It’s rare to own a home in the style of Frank Lloyd Wright, but here’s two just outside of NYC in Westchester County. Brownstoner showcased the homes, both designed with Wright’s “Usonian” ideals in mind–affordable homes integrated skillfully with the landscape. The first, in Pleasantville, is known originally as the Silson house and was designed in 1951 by architect Kaneji Domoto, a Wright student. It’s located within the actual Wright-planned community now known as the Usonia Historic District and asking $1.2 million. The second is a home designed by architect David Henken, another Wright disciple. Located in Dobb’s Ferry, with the same seamless connection to nature, it is listed for $1.049 million.
This week we wish a very happy birthday to architectural genius Frank Lloyd Wright. Celebrate the event with admission to the Wright-designed Guggenheim for just $1.50! The Transit Museum is also celebrating with 100 years, and the Welling Court Mural Festival celebrates eight! Experience the Philip Johnson Glass House in a whole new way during its summer soiree party, or grab a blanket for The Met Opera’s first free outdoor concert. The River to River Festival kicks off free programming with a performance by The Dance Cartel, and Quiet Lunch Magazine drops another issue with a party. Finally, immerse yourself in an arty evening with Chashama’s gala at the old Vogue offices.
Details on these events and more this way
Considering today would have been Frank Lloyd Wright‘s 150th birthday, you’d think we all know everything there is to know about the prolific architect. But the wildly creative, often stubborn, and always meticulous Wright was also quite mysterious, leaving behind a legacy full of oddities and little-known stories. In honor of the big day, 6sqft has rounded up the top 10 things you likely never knew about him, including the mere three hours it took him to design one of his most famous buildings, the world-famous toy that his son designed, his secondary career, and a couple present-day ways his work lives on.

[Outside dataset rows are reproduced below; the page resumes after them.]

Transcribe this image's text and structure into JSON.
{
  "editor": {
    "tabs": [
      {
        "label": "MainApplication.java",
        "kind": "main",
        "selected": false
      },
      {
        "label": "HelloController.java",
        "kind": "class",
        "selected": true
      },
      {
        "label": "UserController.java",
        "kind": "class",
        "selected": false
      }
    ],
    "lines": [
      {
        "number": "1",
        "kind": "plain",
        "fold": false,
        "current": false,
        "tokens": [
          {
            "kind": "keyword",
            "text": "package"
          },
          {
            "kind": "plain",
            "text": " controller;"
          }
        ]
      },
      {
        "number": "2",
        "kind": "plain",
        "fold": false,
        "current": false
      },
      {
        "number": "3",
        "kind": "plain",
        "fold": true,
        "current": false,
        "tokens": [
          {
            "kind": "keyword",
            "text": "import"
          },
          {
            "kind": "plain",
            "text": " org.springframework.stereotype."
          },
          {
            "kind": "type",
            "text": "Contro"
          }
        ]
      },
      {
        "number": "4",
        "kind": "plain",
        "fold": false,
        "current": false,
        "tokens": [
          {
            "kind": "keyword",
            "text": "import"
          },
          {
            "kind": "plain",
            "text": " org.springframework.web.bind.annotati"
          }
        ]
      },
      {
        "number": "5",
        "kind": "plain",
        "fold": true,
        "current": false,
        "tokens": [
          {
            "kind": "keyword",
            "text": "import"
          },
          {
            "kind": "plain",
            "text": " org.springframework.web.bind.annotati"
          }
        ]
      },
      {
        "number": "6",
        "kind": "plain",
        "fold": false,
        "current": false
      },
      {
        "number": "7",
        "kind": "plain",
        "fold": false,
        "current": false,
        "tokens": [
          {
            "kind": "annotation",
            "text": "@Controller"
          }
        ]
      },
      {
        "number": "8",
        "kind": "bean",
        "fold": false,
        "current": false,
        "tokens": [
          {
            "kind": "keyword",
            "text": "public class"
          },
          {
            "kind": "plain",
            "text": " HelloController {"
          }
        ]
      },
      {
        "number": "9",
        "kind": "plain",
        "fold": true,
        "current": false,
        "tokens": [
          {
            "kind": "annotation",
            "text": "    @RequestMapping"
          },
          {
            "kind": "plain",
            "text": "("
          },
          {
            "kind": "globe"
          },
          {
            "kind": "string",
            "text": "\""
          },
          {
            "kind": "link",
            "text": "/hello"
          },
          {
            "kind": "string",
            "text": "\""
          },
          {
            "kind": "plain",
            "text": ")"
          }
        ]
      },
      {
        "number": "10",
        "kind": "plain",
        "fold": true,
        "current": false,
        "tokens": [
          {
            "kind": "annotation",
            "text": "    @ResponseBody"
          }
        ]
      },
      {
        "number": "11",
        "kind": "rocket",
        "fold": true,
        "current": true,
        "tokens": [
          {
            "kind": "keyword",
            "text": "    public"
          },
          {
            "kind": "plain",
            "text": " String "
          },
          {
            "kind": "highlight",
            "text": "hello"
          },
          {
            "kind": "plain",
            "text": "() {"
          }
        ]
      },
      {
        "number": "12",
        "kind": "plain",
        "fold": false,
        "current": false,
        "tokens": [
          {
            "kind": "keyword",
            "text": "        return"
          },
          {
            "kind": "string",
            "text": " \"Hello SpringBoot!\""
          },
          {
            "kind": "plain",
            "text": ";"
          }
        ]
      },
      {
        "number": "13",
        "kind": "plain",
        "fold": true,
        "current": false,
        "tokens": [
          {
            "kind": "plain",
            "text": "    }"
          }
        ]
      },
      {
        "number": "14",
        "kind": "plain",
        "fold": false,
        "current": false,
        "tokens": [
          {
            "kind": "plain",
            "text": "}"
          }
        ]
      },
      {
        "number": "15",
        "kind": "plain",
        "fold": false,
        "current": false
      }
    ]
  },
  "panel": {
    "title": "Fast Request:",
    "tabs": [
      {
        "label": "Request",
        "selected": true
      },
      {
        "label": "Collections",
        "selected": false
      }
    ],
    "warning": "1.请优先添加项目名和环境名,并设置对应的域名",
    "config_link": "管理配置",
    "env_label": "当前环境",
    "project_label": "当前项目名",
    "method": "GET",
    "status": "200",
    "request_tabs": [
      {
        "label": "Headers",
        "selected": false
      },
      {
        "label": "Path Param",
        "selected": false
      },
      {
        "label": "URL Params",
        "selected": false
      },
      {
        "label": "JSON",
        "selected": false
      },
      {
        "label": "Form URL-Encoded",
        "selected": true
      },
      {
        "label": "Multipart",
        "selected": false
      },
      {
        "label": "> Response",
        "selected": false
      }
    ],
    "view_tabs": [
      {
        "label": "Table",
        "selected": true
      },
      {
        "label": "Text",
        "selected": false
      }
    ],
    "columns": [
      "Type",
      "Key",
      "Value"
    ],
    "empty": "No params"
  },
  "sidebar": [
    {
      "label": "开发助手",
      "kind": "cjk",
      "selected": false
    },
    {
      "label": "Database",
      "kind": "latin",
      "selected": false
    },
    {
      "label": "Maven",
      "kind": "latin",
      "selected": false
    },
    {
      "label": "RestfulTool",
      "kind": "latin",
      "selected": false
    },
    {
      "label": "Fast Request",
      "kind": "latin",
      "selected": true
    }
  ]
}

For many, Frank Lloyd Wright is considered the archetype of his profession; he was brash and unapologetic about his ideas, he experimented and tested the limits of materiality and construction, and he was never afraid to put clients in their place when they were wrong. It was this unwavering confidence paired with a brilliant creative mind that made him one of the greatest American architects to ever live. And one of the most influential.
This week Wright would have turned 150 years old, so to celebrate his birthday and his importance to the practice of modern architecture, we’re paying tribute to the architect’s built, destroyed, and never-constructed New York works. Amazingly, of the more than 500 structures credited with his name, he can only claim one in Manhattan.